the extent OncoCyte does not have its own employees or human resources for its operations, BioTime or BioTime subsidiaries provide
certain employees for administrative or operational services, as necessary, for the benefit of OncoCyte (see Note 4). Accordingly,
BioTime allocates expenses such as salaries and payroll related expenses incurred and paid on behalf of OncoCyte based on the
amount of time that particular employees devote to OncoCyte affairs. Other expenses such as legal, accounting, human resources,
marketing, travel, and entertainment expenses are allocated to OncoCyte to the extent that those expenses are incurred by or on
behalf of OncoCyte.

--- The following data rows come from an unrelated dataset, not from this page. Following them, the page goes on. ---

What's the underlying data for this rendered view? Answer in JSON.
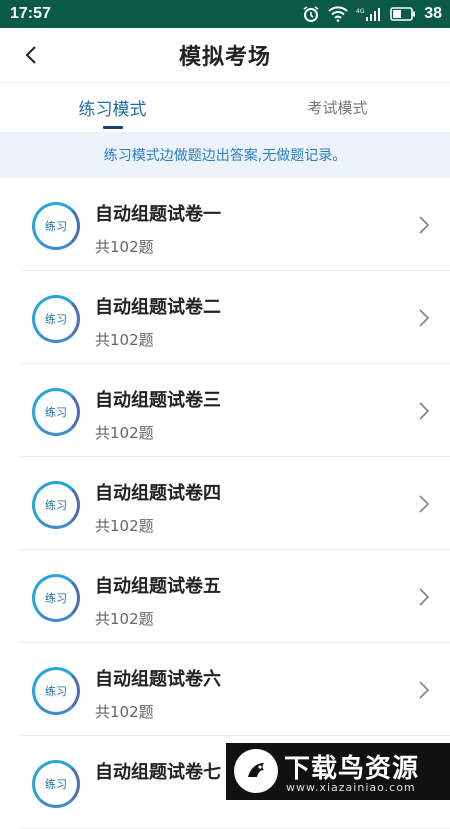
{
  "status_bar": {
    "time": "17:57",
    "battery_level": "38",
    "network_label": "4G",
    "icons": [
      "alarm-icon",
      "wifi-icon",
      "signal-icon",
      "battery-icon"
    ]
  },
  "header": {
    "title": "模拟考场",
    "back_icon": "chevron-left-icon"
  },
  "tabs": [
    {
      "label": "练习模式",
      "active": true
    },
    {
      "label": "考试模式",
      "active": false
    }
  ],
  "notice": "练习模式边做题边出答案,无做题记录。",
  "papers": [
    {
      "badge": "练习",
      "title": "自动组题试卷一",
      "count": "共102题"
    },
    {
      "badge": "练习",
      "title": "自动组题试卷二",
      "count": "共102题"
    },
    {
      "badge": "练习",
      "title": "自动组题试卷三",
      "count": "共102题"
    },
    {
      "badge": "练习",
      "title": "自动组题试卷四",
      "count": "共102题"
    },
    {
      "badge": "练习",
      "title": "自动组题试卷五",
      "count": "共102题"
    },
    {
      "badge": "练习",
      "title": "自动组题试卷六",
      "count": "共102题"
    },
    {
      "badge": "练习",
      "title": "自动组题试卷七",
      "count": ""
    }
  ],
  "watermark": {
    "text": "下载鸟资源",
    "url": "www.xiazainiao.com"
  },
  "colors": {
    "status_bar": "#0b5a43",
    "accent": "#1b6ea5",
    "notice_bg": "#ecf3fa",
    "badge_ring": "#2aa3d9"
  }
}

BioTime also allocates certain overhead expenses such as facilities rent and utilities, property taxes, insurance,
internet and telephone expenses based on a percentage determined by management. These allocations are made based upon activity-based
allocation drivers such as time spent, percentage of square feet of office or laboratory space used, and percentage of personnel

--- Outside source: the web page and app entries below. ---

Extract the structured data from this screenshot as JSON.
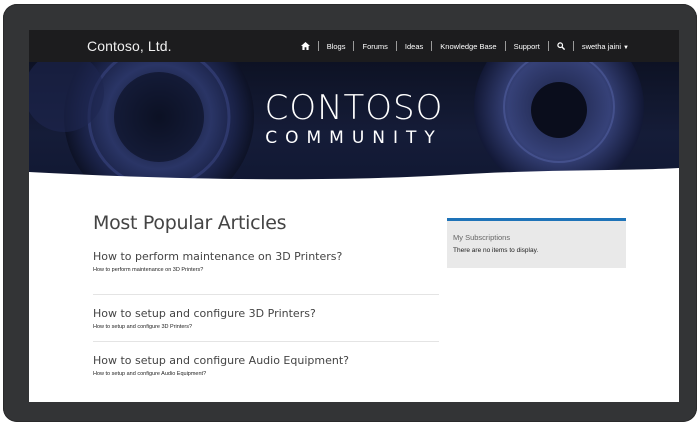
{
  "site": {
    "brand": "Contoso, Ltd."
  },
  "nav": {
    "items": [
      "Blogs",
      "Forums",
      "Ideas",
      "Knowledge Base",
      "Support"
    ],
    "user": "swetha jaini"
  },
  "hero": {
    "title": "CONTOSO",
    "subtitle": "COMMUNITY"
  },
  "main": {
    "heading": "Most Popular Articles",
    "articles": [
      {
        "title": "How to perform maintenance on 3D Printers?",
        "desc": "How to perform maintenance on 3D Printers?"
      },
      {
        "title": "How to setup and configure 3D Printers?",
        "desc": "How to setup and configure 3D Printers?"
      },
      {
        "title": "How to setup and configure Audio Equipment?",
        "desc": "How to setup and configure Audio Equipment?"
      }
    ]
  },
  "sidebar": {
    "title": "My Subscriptions",
    "empty": "There are no items to display.",
    "accent": "#1e73b8"
  }
}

devoted to OncoCyte’s operations or management. Management evaluates the appropriateness of the percentage allocations on
a periodic basis and believes that this basis for allocation is reasonable.
further discussed in Notes 4 and 7, OncoCyte granted stock options to employees of BioTime, or employees of other BioTime subsidiaries
who performed services for OncoCyte, and OncoCyte recorded stock-based compensation expense in the accompanying statements of
operations for the services performed in the periods presented.
November 18, 2015, OncoCyte effected a one-for-two reverse stock split of its common stock. All share, per-share and related information
including the price at which shares of common stock have been sold or may be issued, including shares issuable upon the exercise
of stock options or convertible debt, have been retroactively adjusted, in these financial statements and accompanying footnotes,
where applicable, to reflect the impact of the reverse stock split.
preparation of financial statements in conformity with GAAP requires management to make estimates and assumptions that affect
the reported amounts of assets and liabilities and disclosure of contingent assets and liabilities at the date of the financial
statements and the reported amounts of revenues and expenses during the reporting period. On an ongoing basis, management evaluates
estimates which are subject to significant judgment, including those related to the going concern assessments of OncoCyte financial
statements, allocation of direct and indirect expenses, useful lives associated with long-lived intangible assets, equipment and
furniture, loss contingencies, valuation allowances related to deferred income taxes, and assumptions used to value stock-based
awards, debt or other equity instruments. Actual results could differ materially from those estimates.
the implementation of FASB’s new standard on going concern, Accounting Standard Update, or ASU No. 2014-15, beginning with
year ended December 31, 2016 and all annual and interim periods thereafter, OncoCyte assesses going concern uncertainty in its
financial statements to determine if it has sufficient cash on hand and working capital, including any available borrowings on
loans, to operate for a period of at least one year from the date the financial statements are issued or available to be issued,
which is referred to as the “look-forward period” as defined by ASU No. 2014-15. As part of this assessment, based
on conditions that are known and reasonably knowable to OncoCyte, it will consider various scenarios, forecasts, projections,
estimates and will make certain key assumptions, including the timing and nature of projected cash expenditures or programs, and
its ability to delay or curtail expenditures or programs, if necessary, among other factors. Based on this assessment, as necessary
or applicable, OncoCyte makes certain assumptions around implementing curtailments or delays in the nature and timing of programs
and expenditures to the extent OncoCyte deems probable those implementations can be achieved and it has the proper authority to
execute them within the look-forward period in accordance with ASU No. 2014-15.
accounts for fair value measurements in accordance with Financial Accounting Standards Board (“FASB”) Accounting Standards
Codification (“ASC”) 820, Fair Value Measurements (“ASC 820”). ASC 820 establishes a single authoritative
definition of fair value, sets out a framework for measuring fair value and expands on required disclosures about fair value measurement.
Fair value is defined as the exchange price that would be received for an asset or paid to transfer a liability (an exit price)
in the principal or most advantageous market for the asset or liability in an orderly transaction between market participants
on the measurement date. Valuation techniques used to measure fair value must maximize the use of observable inputs and minimize
the use of unobservable inputs. ASC 820 describes a fair value hierarchy based on three levels of inputs, of which the first two
are considered observable and the last unobservable, that may be used to measure fair value, which are the following: